At the next stop, two adjacent seats became available and I grabbed them. He still appeared jittery.
“They’re opposites,” he murmured, anxiously.
“No, we’re next to each other,” I replied, somewhat confused.
“No, there are opposites,” he repeated.
Ah, the penny dropped.
We were in a four – two double seats opposite each other, as opposed to a secluded two.
He sat nervously, turned towards me, so he didn’t make eye contact with anyone sitting opposite; refusing to eat his sausage roll with someone watching him.
Eventually, a secluded double seat came free and we jumped into it. Relief flowed through him; sausage roll eating resumed.
As we walked home from the station, he announced: “We didn’t get Premier League badges on my shirt.”
“No, you said you didn’t want then,” I replied.
“I did!” he screeched, slapping me for my trouble.
“No, I asked you if you wanted badges, and you said ‘no’.”
“I didn’t. I said ‘yes’” he insisted.
Give me strength.
“It’s OK,” I said. “We obviously had a miscommunication, but I can take the shirt with me next time I go and, if you want to spend your pocket money on getting badges, I can get them put on.”
This seemed to appease him.
Solution reached. Crisis averted (again). Win-win. Or so I thought.
When we got home, he proudly showed his mum the new shirt – and the printing on the back.

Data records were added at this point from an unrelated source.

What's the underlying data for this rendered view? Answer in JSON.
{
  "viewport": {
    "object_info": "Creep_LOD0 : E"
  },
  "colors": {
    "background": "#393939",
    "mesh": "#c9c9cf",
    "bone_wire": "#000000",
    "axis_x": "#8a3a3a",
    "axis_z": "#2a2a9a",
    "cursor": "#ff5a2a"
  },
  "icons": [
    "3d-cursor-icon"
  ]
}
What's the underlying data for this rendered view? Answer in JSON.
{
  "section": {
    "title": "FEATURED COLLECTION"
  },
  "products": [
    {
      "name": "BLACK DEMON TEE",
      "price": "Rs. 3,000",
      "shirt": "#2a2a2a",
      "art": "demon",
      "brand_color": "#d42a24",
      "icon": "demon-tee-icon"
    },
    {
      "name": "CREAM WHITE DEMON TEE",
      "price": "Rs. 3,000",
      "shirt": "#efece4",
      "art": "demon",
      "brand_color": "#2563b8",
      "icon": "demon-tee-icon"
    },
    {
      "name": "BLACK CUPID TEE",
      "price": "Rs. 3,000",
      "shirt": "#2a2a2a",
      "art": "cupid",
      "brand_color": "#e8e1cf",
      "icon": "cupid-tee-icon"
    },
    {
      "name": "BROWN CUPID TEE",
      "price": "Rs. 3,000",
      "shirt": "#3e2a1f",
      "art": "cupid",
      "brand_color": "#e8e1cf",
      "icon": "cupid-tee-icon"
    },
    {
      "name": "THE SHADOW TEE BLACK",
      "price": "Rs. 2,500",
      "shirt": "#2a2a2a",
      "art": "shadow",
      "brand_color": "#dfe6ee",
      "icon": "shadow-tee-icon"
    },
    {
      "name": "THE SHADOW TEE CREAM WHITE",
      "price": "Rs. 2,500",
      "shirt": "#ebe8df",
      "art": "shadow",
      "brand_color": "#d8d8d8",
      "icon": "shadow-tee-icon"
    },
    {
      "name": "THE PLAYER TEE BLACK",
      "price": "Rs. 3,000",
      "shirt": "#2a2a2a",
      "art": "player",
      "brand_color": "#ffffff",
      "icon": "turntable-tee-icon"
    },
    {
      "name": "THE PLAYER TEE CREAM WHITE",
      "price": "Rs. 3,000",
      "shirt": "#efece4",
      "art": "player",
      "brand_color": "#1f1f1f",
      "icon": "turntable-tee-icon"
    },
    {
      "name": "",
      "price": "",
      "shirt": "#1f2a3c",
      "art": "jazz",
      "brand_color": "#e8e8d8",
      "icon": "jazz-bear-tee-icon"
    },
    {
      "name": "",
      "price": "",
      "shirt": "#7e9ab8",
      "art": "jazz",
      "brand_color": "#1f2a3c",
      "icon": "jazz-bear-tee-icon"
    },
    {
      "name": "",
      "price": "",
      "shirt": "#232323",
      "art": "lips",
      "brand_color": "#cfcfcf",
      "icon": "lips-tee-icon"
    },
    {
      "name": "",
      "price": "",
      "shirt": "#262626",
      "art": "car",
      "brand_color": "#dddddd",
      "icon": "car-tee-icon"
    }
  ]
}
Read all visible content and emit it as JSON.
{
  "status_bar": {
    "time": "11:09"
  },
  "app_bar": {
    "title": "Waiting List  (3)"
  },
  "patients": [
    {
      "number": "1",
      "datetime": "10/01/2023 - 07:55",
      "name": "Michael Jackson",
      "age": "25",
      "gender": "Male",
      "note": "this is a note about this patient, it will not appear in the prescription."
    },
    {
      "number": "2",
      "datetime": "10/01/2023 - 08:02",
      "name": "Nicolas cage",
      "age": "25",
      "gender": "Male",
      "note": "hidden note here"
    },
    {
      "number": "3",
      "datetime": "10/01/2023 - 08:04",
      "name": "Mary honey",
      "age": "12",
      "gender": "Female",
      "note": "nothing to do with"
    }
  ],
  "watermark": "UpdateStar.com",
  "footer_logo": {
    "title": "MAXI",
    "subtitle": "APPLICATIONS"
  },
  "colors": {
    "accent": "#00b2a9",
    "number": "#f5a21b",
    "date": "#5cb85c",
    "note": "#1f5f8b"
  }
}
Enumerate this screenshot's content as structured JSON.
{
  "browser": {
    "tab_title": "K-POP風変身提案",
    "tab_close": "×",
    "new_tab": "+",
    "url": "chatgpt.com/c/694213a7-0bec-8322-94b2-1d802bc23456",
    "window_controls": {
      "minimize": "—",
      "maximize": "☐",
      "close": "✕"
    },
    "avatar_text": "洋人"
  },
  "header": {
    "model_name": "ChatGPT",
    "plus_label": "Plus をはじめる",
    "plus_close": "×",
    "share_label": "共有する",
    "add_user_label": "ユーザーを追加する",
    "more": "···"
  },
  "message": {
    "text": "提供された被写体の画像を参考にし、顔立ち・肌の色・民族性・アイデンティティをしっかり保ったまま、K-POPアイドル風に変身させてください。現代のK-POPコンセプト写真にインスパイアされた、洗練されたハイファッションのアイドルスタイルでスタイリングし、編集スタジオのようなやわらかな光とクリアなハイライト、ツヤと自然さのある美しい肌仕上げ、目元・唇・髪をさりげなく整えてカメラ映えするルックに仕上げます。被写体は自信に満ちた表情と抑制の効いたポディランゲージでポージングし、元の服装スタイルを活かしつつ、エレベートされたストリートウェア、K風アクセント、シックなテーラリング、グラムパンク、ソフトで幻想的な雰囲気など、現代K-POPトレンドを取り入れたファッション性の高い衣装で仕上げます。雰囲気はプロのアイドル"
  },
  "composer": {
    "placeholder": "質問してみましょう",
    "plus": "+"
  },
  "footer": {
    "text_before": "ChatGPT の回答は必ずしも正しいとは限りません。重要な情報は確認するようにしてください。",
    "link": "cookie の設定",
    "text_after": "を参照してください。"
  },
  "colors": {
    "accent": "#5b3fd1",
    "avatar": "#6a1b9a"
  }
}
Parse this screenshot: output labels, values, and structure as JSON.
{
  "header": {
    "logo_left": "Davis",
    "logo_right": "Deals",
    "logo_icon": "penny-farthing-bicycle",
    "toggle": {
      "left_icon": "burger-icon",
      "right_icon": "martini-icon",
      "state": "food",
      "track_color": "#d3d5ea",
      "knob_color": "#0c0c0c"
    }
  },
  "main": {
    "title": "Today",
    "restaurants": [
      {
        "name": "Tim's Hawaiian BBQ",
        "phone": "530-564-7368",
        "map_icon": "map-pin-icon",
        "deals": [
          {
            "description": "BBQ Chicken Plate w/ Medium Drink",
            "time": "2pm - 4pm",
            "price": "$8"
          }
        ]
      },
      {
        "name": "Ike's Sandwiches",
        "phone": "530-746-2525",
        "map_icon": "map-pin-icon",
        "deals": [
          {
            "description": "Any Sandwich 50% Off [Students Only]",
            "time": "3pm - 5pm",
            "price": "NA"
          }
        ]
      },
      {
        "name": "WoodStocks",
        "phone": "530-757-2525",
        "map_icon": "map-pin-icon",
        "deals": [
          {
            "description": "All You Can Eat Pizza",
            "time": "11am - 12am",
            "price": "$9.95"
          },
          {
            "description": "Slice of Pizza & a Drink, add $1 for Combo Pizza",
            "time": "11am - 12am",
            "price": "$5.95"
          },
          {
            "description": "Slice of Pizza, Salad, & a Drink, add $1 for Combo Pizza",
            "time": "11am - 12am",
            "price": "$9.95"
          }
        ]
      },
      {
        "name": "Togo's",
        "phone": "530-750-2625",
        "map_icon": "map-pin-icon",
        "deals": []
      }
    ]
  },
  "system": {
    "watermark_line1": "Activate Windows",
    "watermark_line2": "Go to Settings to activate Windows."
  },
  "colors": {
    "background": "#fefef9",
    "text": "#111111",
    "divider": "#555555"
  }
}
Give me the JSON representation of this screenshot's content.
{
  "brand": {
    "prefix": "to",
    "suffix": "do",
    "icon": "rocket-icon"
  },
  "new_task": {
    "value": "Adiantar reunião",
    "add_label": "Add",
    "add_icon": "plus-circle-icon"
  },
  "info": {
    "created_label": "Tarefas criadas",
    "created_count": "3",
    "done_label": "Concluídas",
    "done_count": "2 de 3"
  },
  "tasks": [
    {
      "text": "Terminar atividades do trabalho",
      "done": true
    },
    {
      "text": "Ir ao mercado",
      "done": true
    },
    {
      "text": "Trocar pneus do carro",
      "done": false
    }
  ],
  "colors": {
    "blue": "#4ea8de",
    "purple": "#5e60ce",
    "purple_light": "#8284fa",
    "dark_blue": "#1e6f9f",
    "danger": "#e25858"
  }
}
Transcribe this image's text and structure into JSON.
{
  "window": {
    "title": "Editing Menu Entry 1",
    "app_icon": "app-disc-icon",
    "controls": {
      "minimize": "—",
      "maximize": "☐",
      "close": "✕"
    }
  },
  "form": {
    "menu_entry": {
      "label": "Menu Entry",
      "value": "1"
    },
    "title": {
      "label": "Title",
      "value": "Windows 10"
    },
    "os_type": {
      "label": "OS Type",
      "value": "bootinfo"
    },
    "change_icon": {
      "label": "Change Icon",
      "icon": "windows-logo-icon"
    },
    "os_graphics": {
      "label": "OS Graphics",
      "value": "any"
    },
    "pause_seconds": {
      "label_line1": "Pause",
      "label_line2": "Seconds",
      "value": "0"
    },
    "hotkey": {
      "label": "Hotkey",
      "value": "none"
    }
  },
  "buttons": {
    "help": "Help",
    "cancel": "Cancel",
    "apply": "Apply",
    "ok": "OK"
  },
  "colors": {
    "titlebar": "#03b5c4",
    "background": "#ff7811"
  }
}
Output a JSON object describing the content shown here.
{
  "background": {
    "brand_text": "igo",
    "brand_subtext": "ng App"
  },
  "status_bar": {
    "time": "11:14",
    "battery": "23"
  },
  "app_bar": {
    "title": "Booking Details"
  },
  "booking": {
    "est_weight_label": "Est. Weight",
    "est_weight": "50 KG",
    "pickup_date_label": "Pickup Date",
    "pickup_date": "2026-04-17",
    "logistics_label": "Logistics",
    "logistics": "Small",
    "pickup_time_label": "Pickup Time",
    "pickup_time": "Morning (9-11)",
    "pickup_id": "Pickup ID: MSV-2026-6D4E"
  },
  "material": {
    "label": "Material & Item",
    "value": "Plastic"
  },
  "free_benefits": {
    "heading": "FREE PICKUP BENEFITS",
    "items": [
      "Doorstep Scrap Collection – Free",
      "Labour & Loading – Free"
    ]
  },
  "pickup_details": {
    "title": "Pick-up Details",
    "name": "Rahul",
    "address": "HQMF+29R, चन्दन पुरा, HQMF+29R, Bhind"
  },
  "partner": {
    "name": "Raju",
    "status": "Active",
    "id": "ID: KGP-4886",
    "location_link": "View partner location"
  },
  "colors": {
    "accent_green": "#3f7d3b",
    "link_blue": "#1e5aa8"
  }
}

“But Dad didn’t get the Premier League badges,” he complained.
I explained what had happened to the wife. This was like a red rag to a bull.
“I didn’t say ‘no’. I said ‘yes’.”
“OK, yes, but we have come up with a solution haven’t we?”
“I’m not wearing it until you get the badges put on,” he screeched, aggressively.
I’d had enough. “You ungrateful little sh… I haven’t even had a thank you for taking you to the football, let alone buying you the shirt,” I screamed.
He took flight up the stairs in tears.
I took flight downstairs, steam coming out of my ears.
While the fact I reduced him to tears may sound harsh, it means he gets it. There was no resistance, no hitting.
With hindsight, and the wiseness of the wife, it was obvious that this wasn’t really about the badges. It was more the fact that he had held himself together all day, dealt with some tricky situations and now he was letting off steam.
As I came back upstairs he was waiting for me.
“Sorry,” he said, before giving me a huge hug.
The boy is growing up. I should follow his example.